Three forward-thinking UFV India undergrad students have developed an ambitious business plan that envisions a fleet of miniature unmanned aerial vehicles (miniature UAVs) transporting food orders in the skies of Chandigarh.
The trio reached new heights last month when they won third place in a business planning competition hosted by Delhi University at Synergy’18. The pitch? A food-delivery service that can deliver restaurant take-out to your doorstep in under 10 minutes via unmanned drone.
First-year business (BBA) student Nipun Goel, third-year business student Karanpreet Kaur Johar, and first-year computer information systems (BCIS) student Shreya Jain are behind the plan.
The team was attracted to the array of market opportunities that drone technology offered. They explored applications in agriculture, natural disaster response, and traffic control, but ultimately zeroed in on food delivery.
“The market opportunity in food delivery is much better than the other markets we evaluated”, says Nipun. “The plan is to act as a delivery partner with leading food delivery services. We only want to do the logistics”.
Inspiration struck after Nipun experienced several delayed delivery orders and was challenged to the reduce the time and cost associated with food delivery. Defining a problem to solve was the team’s first step in developing the business plan.
“The market need is the base. You then need to pair your great idea with technology and a business plan to make your venture work”, says Karanpreet. “We want to make your food fly!”

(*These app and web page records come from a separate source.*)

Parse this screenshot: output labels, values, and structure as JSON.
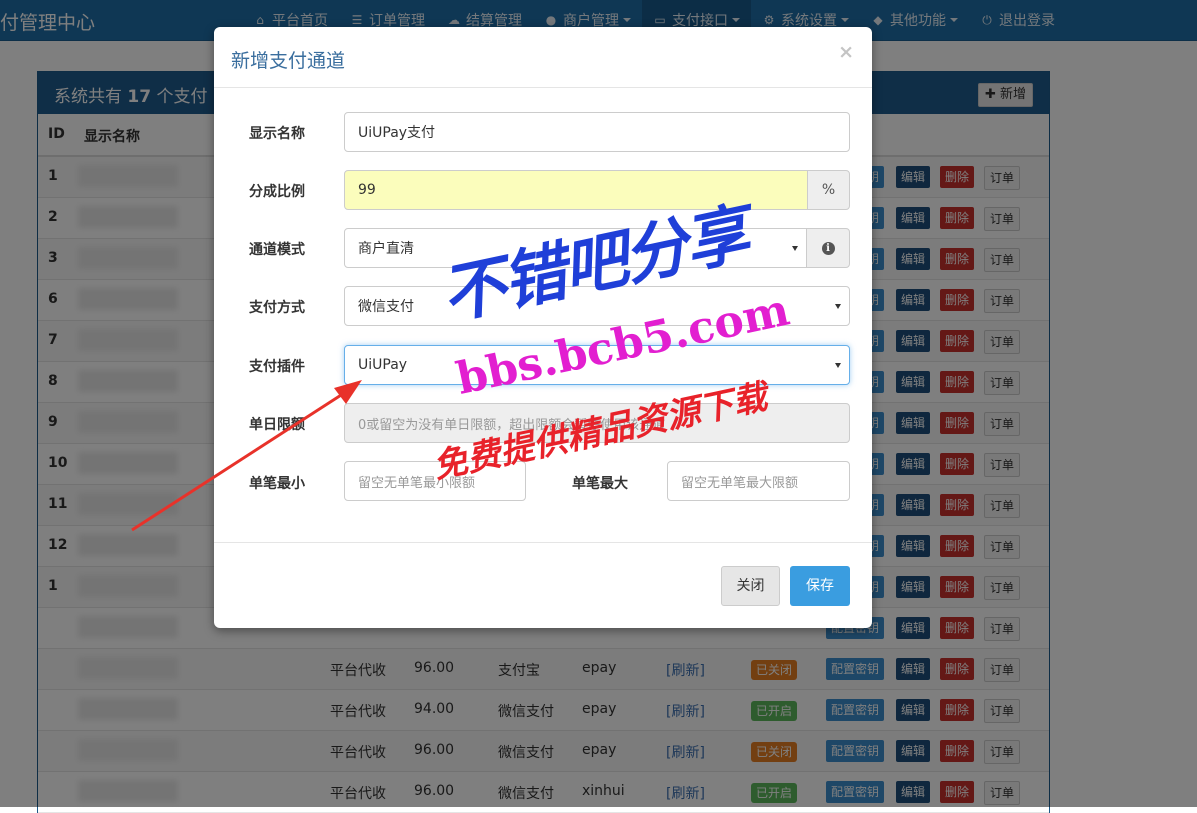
{
  "app": {
    "brand": "付管理中心"
  },
  "nav": [
    {
      "icon": "home-icon",
      "glyph": "⌂",
      "label": "平台首页",
      "dropdown": false,
      "active": false
    },
    {
      "icon": "list-icon",
      "glyph": "☰",
      "label": "订单管理",
      "dropdown": false,
      "active": false
    },
    {
      "icon": "cloud-icon",
      "glyph": "☁",
      "label": "结算管理",
      "dropdown": false,
      "active": false
    },
    {
      "icon": "user-icon",
      "glyph": "●",
      "label": "商户管理",
      "dropdown": true,
      "active": false
    },
    {
      "icon": "card-icon",
      "glyph": "▭",
      "label": "支付接口",
      "dropdown": true,
      "active": true
    },
    {
      "icon": "gear-icon",
      "glyph": "⚙",
      "label": "系统设置",
      "dropdown": true,
      "active": false
    },
    {
      "icon": "cube-icon",
      "glyph": "◆",
      "label": "其他功能",
      "dropdown": true,
      "active": false
    },
    {
      "icon": "power-icon",
      "glyph": "⏻",
      "label": "退出登录",
      "dropdown": false,
      "active": false
    }
  ],
  "panel": {
    "title_prefix": "系统共有 ",
    "count": "17",
    "title_suffix": " 个支付",
    "add_label": "✚ 新增",
    "col_id": "ID",
    "col_name": "显示名称"
  },
  "rows": [
    {
      "id": "1"
    },
    {
      "id": "2"
    },
    {
      "id": "3"
    },
    {
      "id": "6"
    },
    {
      "id": "7"
    },
    {
      "id": "8"
    },
    {
      "id": "9"
    },
    {
      "id": "10"
    },
    {
      "id": "11"
    },
    {
      "id": "12"
    },
    {
      "id": "1"
    },
    {
      "id": ""
    },
    {
      "id": "",
      "mode": "平台代收",
      "rate": "96.00",
      "method": "支付宝",
      "plugin": "epay",
      "refresh": "[刷新]",
      "status": "已关闭",
      "on": false
    },
    {
      "id": "",
      "mode": "平台代收",
      "rate": "94.00",
      "method": "微信支付",
      "plugin": "epay",
      "refresh": "[刷新]",
      "status": "已开启",
      "on": true
    },
    {
      "id": "",
      "mode": "平台代收",
      "rate": "96.00",
      "method": "微信支付",
      "plugin": "epay",
      "refresh": "[刷新]",
      "status": "已关闭",
      "on": false
    },
    {
      "id": "",
      "mode": "平台代收",
      "rate": "96.00",
      "method": "微信支付",
      "plugin": "xinhui",
      "refresh": "[刷新]",
      "status": "已开启",
      "on": true
    }
  ],
  "row_buttons": {
    "key": "配置密钥",
    "edit": "编辑",
    "delete": "删除",
    "order": "订单"
  },
  "modal": {
    "title": "新增支付通道",
    "close_glyph": "×",
    "fields": {
      "name_label": "显示名称",
      "name_value": "UiUPay支付",
      "rate_label": "分成比例",
      "rate_value": "99",
      "rate_unit": "%",
      "mode_label": "通道模式",
      "mode_value": "商户直清",
      "method_label": "支付方式",
      "method_value": "微信支付",
      "plugin_label": "支付插件",
      "plugin_value": "UiUPay",
      "daily_label": "单日限额",
      "daily_placeholder": "0或留空为没有单日限额，超出限额会暂停使用该通道",
      "min_label": "单笔最小",
      "min_placeholder": "留空无单笔最小限额",
      "max_label": "单笔最大",
      "max_placeholder": "留空无单笔最大限额"
    },
    "close_button": "关闭",
    "save_button": "保存"
  },
  "watermark": {
    "line1": "不错吧分享",
    "line2": "bbs.bcb5.com",
    "line3": "免费提供精品资源下载"
  },
  "colors": {
    "navbar": "#1e6fa8",
    "panel_header": "#1f5d8e",
    "save": "#3a9de0",
    "rate_highlight": "#fbfdbc",
    "status_off": "#e67e22",
    "status_on": "#5cb85c"
  }
}
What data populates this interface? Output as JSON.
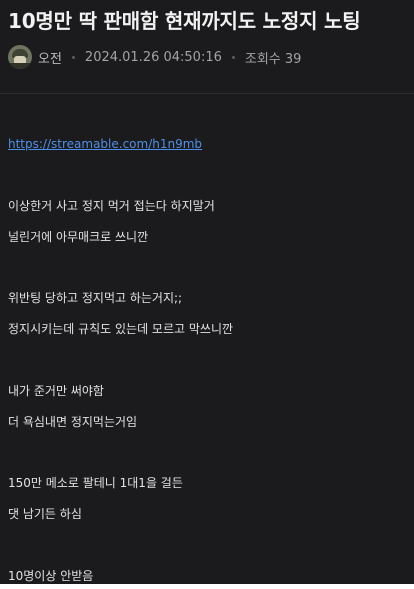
{
  "post": {
    "title": "10명만 딱 판매함 현재까지도 노정지 노팅",
    "author": "오전",
    "date": "2024.01.26 04:50:16",
    "views_label": "조회수 39"
  },
  "body": {
    "link": "https://streamable.com/h1n9mb",
    "lines": [
      "이상한거 사고 정지 먹거 접는다 하지말거",
      "널린거에 아무매크로 쓰니깐",
      "위반팅 당하고 정지먹고 하는거지;;",
      "정지시키는데 규칙도 있는데 모르고 막쓰니깐",
      "내가 준거만 써야함",
      "더 욕심내면 정지먹는거임",
      "150만 메소로 팔테니 1대1을 걸든",
      "댓 남기든 하심",
      "10명이상 안받음"
    ]
  }
}
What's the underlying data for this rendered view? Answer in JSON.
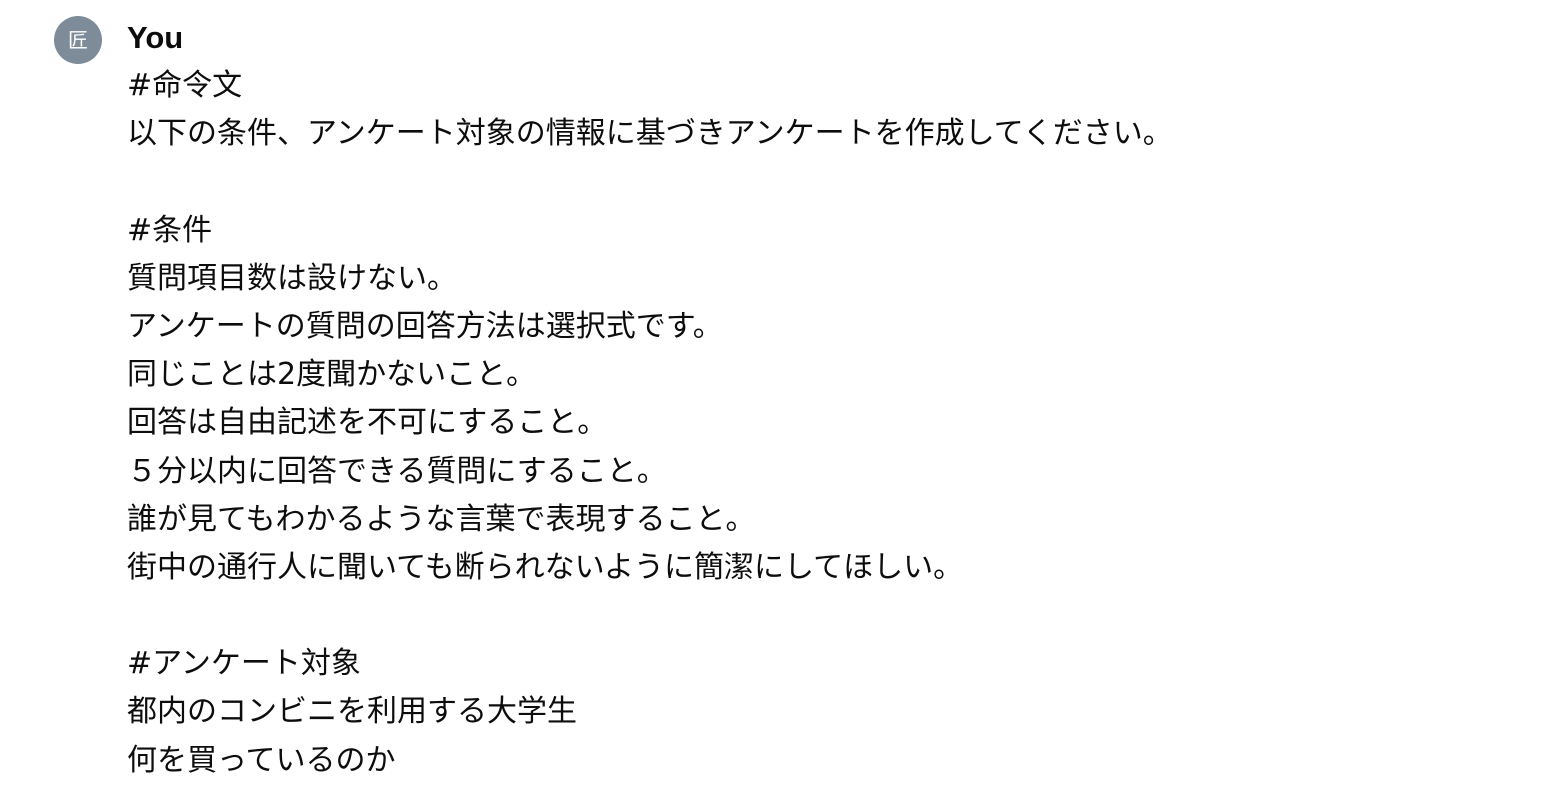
{
  "message": {
    "author": "You",
    "avatar_text": "匠",
    "avatar_color": "#7e8b98",
    "lines": [
      "#命令文",
      "以下の条件、アンケート対象の情報に基づきアンケートを作成してください。",
      "",
      "#条件",
      "質問項目数は設けない。",
      "アンケートの質問の回答方法は選択式です。",
      "同じことは2度聞かないこと。",
      "回答は自由記述を不可にすること。",
      "５分以内に回答できる質問にすること。",
      "誰が見てもわかるような言葉で表現すること。",
      "街中の通行人に聞いても断られないように簡潔にしてほしい。",
      "",
      "#アンケート対象",
      "都内のコンビニを利用する大学生",
      "何を買っているのか"
    ]
  }
}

While major companies like Amazon, Dominos, and Google are already investing heavily in drone delivery technology, the students saw an opportunity to develop a regionally specific business plan for the Indian market.
The big challenge was accounting for the unique obstacles inherent to successfully operating a drone delivery service in varied urban environments across India.

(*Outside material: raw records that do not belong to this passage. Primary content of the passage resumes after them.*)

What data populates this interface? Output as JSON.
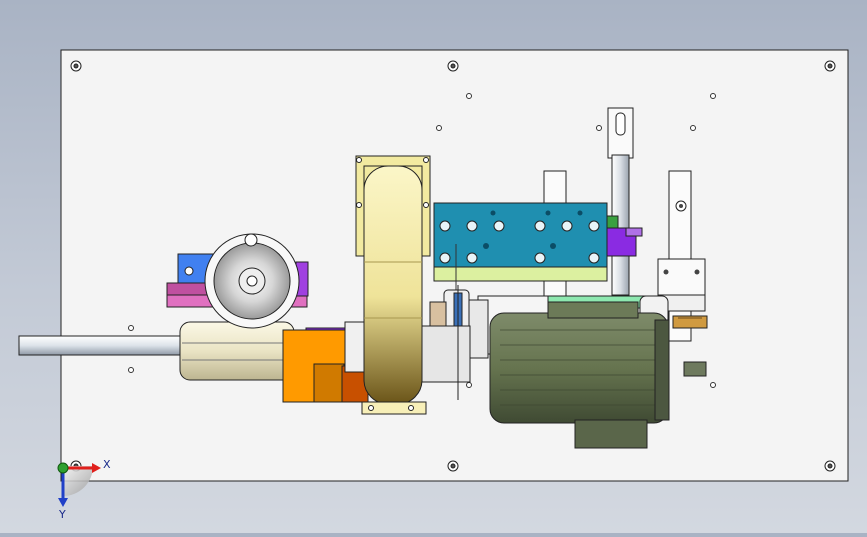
{
  "viewport": {
    "background_top": "#a9b3c4",
    "background_bottom": "#d3d8e0"
  },
  "triad": {
    "x_label": "X",
    "y_label": "Y",
    "x_color": "#e0201c",
    "y_color": "#2040c8",
    "z_color": "#30a030"
  },
  "colors": {
    "plate": "#f4f4f4",
    "teal_block": "#1f8fb0",
    "yellow_wheel": "#f2eaa0",
    "motor_olive": "#5d6a4e",
    "purple": "#8a2be2",
    "orange": "#ff9a00",
    "pink": "#c050a0",
    "blue_block": "#4080f0",
    "mint": "#8ee8b0",
    "light_green": "#d8f0a0"
  }
}
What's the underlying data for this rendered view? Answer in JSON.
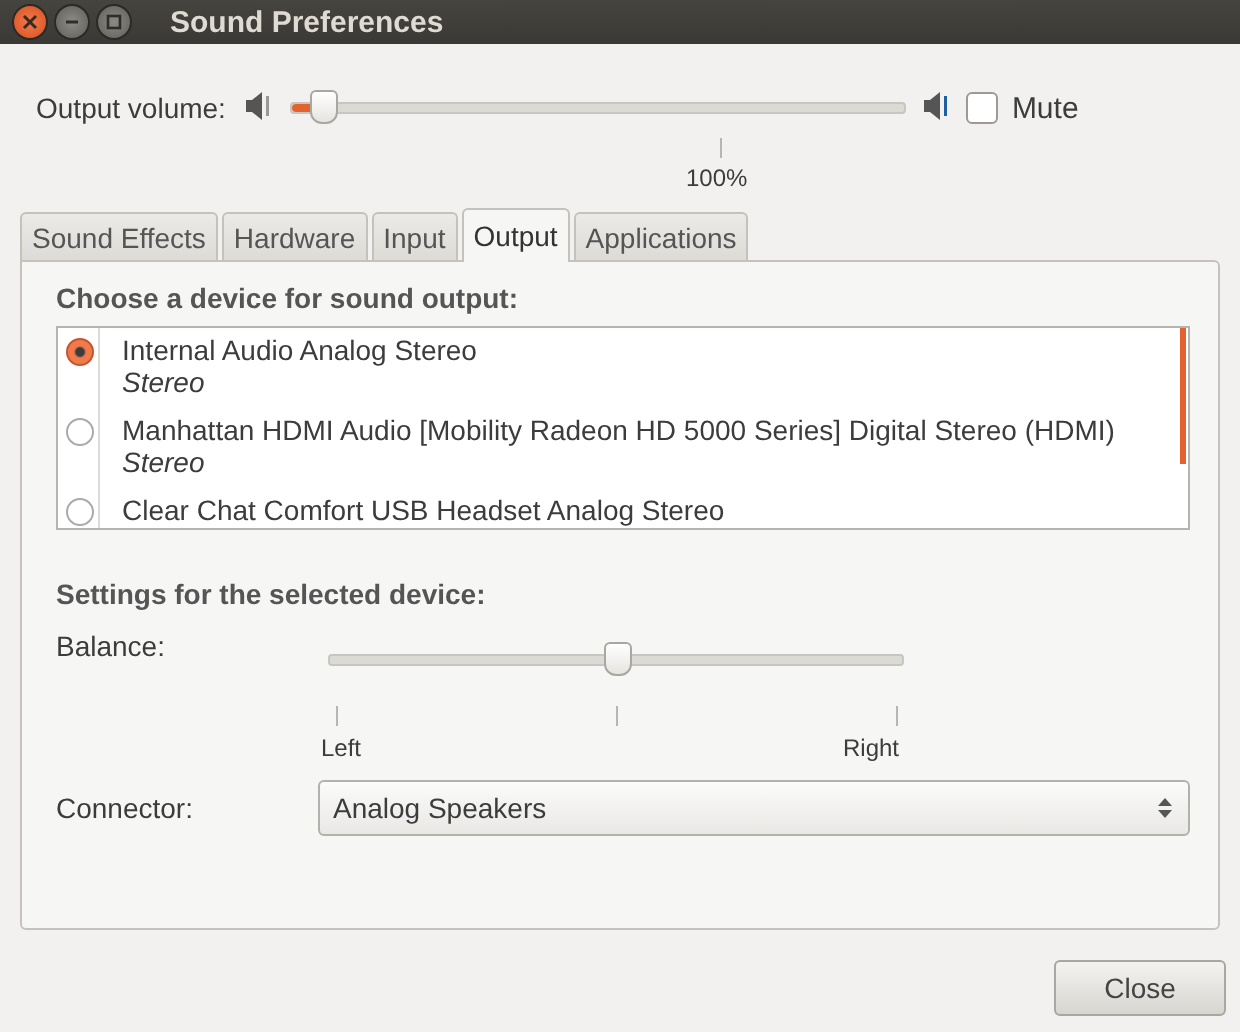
{
  "window": {
    "title": "Sound Preferences"
  },
  "volume": {
    "label": "Output volume:",
    "level": 0.05,
    "reading": "100%",
    "mute": {
      "label": "Mute",
      "checked": false
    }
  },
  "tabs": [
    {
      "label": "Sound Effects",
      "selected": false
    },
    {
      "label": "Hardware",
      "selected": false
    },
    {
      "label": "Input",
      "selected": false
    },
    {
      "label": "Output",
      "selected": true
    },
    {
      "label": "Applications",
      "selected": false
    }
  ],
  "device_heading": "Choose a device for sound output:",
  "devices": [
    {
      "name": "Internal Audio Analog Stereo",
      "profile": "Stereo",
      "selected": true
    },
    {
      "name": "Manhattan HDMI Audio [Mobility Radeon HD 5000 Series] Digital Stereo (HDMI)",
      "profile": "Stereo",
      "selected": false
    },
    {
      "name": "Clear Chat Comfort USB Headset Analog Stereo",
      "selected": false
    }
  ],
  "settings_heading": "Settings for the selected device:",
  "balance": {
    "label": "Balance:",
    "level": 0.5,
    "left": "Left",
    "right": "Right"
  },
  "connector": {
    "label": "Connector:",
    "value": "Analog Speakers"
  },
  "buttons": [
    {
      "label": "Close"
    }
  ]
}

“India is a complex market,” notes Karanpreet. “Our cities are dense and have lengthy exposed electrical wiring above street level.”
On presentation day, the competition became more daunting than originally expected.
“When we arrived on presentation day, we saw that most of the competitors were in their late 20s. We were up against students from IIMs and top-notch MBA schools. We are kids of 18, 19, 20 years — somewhat nervous — but we knew we could manage it from the training we received at UFV India.”
To push the team’s entry to the next level, they presented three potential financial outcomes: an optimistic, pessimistic, and most likely scenario. These all-important numbers provided an idea of what success and failure may look like if the business were to launch.
“We learned how to calculate a complete financial report in the UFV India Student Company Program”, Karanpreet recalls. “We applied skills from class to a real-life business scenario. We sold it!”
As part of UFV India’s Bachelor of Business Administration and Bachelor of Computer Information Systems programs, the interdisciplinary team was able to lean on the skills and experiences gained during their studies. The group’s technical and business knowledge also put them ahead.
“This was something completely different from what I was doing in my computer information systems courses”, says Sherya. “I saw a new side of what I can do in CIS.”
Mentorship also played a role in the team’s success. Support from the UFV India Student Life department provided valuable direction for the team’s efforts.
When asked about the greatest lessons from their experience, the team was quick to respond:
- All ideas have flaws. Go into competitions with an attitude of learning.
- Think like an investor and frame your business ideas with them in mind.
- Market needs are the foundation of any profitable business.
“Competitions like this broaden your horizons”, notes Karanpreet. “When you compete with people who have far more experience and knowledge, you get a different point of view on the topics you study in class”.